KANDA, Fusayuki (Biol. Lab., Kushiro Coll., Hokkaido Univ. Educ., Kushiro) & SATO, Ken (Biol. Lab., Fac. Gen. Educ., Hokkai Gakuen Univ., Sapporo). 1982. Composition and density of Dictyostelid cellular slime molds in different plant communities formed along altitude of Mt. O-Akan, Hokkaido. Jap. J. Ecol., 32 : 415-425. The occurrence and distribution of Dictyostelid cellular slime molds were studied by means of a clonalisolation technique in relation to altitude of Mount O-Akan which contains alpine communities. Sixteen sites were sampled at elevations between 420m and 1350m. Eight species of cellular slime molds were isolated from the soil samples of thirteen sites. In this study, absolute densities, relative densities and frequencies of the cellular slime molds at each collecting site were calculated. The absolute density of cellular slime molds decreased as the altitude incleased in Mt. O-Akan.
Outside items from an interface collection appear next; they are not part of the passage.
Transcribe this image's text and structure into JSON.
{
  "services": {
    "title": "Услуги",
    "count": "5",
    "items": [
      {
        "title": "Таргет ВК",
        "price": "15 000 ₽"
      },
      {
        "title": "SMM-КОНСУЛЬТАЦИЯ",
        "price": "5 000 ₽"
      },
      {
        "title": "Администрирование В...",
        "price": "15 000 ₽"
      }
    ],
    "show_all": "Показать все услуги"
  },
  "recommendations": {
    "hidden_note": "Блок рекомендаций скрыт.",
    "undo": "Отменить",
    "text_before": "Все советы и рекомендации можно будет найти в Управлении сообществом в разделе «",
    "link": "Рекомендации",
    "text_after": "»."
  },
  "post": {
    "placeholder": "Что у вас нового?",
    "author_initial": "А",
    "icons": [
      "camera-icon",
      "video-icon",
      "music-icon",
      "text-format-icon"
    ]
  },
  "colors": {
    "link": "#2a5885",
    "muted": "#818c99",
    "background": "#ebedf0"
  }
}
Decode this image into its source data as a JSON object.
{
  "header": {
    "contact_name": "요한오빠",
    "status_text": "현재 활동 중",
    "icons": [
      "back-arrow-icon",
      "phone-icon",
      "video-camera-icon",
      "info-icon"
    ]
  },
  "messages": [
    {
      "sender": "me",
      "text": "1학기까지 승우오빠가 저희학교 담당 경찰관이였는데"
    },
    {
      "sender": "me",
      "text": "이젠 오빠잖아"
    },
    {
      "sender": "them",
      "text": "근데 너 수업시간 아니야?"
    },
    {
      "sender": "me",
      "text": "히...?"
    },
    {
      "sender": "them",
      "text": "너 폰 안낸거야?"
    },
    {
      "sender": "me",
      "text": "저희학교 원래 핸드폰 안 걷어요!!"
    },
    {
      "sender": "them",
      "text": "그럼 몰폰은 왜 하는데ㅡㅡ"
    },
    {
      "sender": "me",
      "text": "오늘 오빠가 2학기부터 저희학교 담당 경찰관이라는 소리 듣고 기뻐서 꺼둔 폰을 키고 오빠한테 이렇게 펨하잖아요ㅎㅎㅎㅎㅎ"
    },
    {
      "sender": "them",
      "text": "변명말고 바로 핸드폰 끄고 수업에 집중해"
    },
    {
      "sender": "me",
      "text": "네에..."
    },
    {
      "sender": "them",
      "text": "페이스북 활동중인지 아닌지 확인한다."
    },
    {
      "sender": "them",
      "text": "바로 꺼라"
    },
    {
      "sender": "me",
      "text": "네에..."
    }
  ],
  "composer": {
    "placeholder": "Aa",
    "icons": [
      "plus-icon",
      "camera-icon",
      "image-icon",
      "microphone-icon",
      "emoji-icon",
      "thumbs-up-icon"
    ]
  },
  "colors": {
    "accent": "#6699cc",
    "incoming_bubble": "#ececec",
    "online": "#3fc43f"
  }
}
This result indicates a climatic influence on the distribution of cellular slime molds.